Autumn has me dreaming of pretty 1950s frocks a la Funny Face, but first I thought I needed to address proper foundations to help the silhouette.  Since my last petticoat met an unfortunate demise at the paws of our two felines, it was time to re-address the petticoat question.  I had previously made over a 1980s prom dress from a thrift store find into a 1950s skirt, and I was never too happy with the shape.  I pulled it out of the closet as the perfect candidate for a make-over.  I cut it apart, and with the addition of some solid black taffeta, I had enough fabric to use the pattern I had in mind.

The pattern I used for this project was Simplicity 4137, a vintage pattern from 1953.  Mine is missing a front cover, but here’s the illustration image from the instructions:

I made view 1.  This pattern was EASY and was pretty fast to sew! It probably took me under 4 hours to sew, and I wasn’t moving fast.
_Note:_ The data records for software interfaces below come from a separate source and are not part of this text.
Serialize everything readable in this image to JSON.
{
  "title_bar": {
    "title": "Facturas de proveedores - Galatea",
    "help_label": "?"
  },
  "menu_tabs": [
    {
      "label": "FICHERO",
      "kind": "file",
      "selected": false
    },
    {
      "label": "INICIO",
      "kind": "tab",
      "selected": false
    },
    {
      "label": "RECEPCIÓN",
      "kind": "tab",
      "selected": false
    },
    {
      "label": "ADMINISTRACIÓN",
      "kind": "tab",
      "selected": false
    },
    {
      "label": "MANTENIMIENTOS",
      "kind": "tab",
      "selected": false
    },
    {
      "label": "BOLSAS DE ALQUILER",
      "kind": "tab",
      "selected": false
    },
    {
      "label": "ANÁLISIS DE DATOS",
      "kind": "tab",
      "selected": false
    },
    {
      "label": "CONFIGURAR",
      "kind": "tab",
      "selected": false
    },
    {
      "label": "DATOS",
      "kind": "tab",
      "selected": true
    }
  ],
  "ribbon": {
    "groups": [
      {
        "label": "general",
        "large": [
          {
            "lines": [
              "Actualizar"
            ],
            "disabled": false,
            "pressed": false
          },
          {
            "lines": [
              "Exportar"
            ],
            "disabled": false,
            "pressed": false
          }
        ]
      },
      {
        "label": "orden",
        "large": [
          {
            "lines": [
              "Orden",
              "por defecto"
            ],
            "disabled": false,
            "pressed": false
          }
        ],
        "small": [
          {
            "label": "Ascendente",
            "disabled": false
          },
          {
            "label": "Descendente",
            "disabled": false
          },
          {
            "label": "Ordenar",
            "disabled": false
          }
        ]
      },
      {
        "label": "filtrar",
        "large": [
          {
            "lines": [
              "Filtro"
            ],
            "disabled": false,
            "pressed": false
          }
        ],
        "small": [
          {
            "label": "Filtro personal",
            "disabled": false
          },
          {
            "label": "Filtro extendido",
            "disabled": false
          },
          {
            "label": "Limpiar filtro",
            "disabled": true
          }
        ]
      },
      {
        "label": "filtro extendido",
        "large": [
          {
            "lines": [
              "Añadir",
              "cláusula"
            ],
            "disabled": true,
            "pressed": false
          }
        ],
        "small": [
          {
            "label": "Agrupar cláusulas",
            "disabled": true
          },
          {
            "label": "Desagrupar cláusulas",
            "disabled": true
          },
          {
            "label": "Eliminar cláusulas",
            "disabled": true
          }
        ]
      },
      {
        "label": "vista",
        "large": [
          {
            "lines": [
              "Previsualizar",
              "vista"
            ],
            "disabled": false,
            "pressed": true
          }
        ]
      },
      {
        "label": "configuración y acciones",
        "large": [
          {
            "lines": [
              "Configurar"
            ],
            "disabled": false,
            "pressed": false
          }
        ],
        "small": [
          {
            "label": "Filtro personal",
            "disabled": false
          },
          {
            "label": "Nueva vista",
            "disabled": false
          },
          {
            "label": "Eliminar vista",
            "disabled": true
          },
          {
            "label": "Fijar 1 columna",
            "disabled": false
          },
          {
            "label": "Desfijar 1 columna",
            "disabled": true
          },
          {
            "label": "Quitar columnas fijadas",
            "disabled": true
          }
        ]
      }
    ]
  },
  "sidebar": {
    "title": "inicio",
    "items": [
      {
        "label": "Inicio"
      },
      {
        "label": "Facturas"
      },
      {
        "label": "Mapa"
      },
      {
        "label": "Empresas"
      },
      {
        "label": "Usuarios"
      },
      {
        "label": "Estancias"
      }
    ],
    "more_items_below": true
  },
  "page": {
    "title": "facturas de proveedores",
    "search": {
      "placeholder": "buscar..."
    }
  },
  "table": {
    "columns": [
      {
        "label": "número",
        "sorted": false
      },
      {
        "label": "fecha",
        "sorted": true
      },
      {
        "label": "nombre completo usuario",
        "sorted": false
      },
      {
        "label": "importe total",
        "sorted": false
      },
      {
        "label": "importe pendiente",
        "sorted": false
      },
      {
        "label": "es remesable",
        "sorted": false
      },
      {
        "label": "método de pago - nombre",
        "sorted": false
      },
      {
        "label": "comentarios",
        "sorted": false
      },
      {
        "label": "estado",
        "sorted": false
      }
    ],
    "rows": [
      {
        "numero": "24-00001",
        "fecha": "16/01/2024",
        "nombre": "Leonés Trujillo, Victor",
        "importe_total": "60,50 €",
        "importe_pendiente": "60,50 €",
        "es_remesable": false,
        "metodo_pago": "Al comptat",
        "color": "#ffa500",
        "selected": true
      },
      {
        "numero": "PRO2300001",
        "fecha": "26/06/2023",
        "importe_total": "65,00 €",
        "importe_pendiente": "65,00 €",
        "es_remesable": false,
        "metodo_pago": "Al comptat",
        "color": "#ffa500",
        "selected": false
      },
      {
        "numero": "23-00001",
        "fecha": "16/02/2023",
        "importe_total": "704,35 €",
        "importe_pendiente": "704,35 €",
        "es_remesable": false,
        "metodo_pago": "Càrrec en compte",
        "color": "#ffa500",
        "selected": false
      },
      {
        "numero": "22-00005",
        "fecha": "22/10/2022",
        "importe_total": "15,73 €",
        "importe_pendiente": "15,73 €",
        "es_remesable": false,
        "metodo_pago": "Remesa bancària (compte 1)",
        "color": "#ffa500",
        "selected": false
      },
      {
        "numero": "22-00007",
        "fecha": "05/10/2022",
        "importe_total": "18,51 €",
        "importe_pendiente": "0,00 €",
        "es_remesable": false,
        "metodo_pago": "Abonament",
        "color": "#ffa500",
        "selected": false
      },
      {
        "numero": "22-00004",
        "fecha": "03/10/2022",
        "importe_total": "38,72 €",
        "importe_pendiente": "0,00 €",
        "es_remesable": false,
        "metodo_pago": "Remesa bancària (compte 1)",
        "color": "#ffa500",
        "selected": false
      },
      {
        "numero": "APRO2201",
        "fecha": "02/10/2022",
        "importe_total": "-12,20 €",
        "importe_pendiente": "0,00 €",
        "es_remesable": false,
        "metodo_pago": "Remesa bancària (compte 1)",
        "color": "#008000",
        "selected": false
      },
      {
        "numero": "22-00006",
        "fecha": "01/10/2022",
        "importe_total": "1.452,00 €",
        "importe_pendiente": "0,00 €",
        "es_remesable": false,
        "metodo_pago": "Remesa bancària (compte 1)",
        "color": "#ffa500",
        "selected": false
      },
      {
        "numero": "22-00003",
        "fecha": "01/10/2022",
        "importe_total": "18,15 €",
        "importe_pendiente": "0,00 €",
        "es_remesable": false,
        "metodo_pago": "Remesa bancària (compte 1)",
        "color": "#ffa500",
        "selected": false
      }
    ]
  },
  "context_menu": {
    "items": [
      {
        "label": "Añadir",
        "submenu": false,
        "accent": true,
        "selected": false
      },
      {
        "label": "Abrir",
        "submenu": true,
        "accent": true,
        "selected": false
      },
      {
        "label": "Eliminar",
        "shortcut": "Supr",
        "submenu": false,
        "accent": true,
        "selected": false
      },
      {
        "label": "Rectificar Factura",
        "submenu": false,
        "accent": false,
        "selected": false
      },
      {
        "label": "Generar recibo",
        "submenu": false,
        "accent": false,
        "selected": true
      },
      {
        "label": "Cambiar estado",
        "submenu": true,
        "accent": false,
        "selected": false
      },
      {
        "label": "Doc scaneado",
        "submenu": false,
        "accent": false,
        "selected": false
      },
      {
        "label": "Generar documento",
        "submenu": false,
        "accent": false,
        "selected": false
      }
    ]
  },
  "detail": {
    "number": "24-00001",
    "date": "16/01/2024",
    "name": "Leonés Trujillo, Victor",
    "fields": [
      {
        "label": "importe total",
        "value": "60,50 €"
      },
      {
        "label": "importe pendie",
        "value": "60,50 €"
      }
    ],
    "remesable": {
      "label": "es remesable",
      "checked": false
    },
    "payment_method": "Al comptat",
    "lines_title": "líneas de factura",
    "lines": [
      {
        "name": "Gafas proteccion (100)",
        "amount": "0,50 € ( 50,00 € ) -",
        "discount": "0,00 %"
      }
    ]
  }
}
I also have to add, in case any of you are thinking of making up this pattern, that the tulle underlay was NOT originally included in the pattern or instructions.  I just wanted extra fluff, so this is the piece that was cut straight out of that 80′s prom dress, just trimmed down at the top and added at the bottom of the petticoat yoke.  I think it does the job really well, and I’m also quite pleased at the extra body given by the taffeta! Below is an inside-out shot in case any of you are interested in attempting a similar project:

So that’s it! My latest little sewing project.  More on blog Wearing History.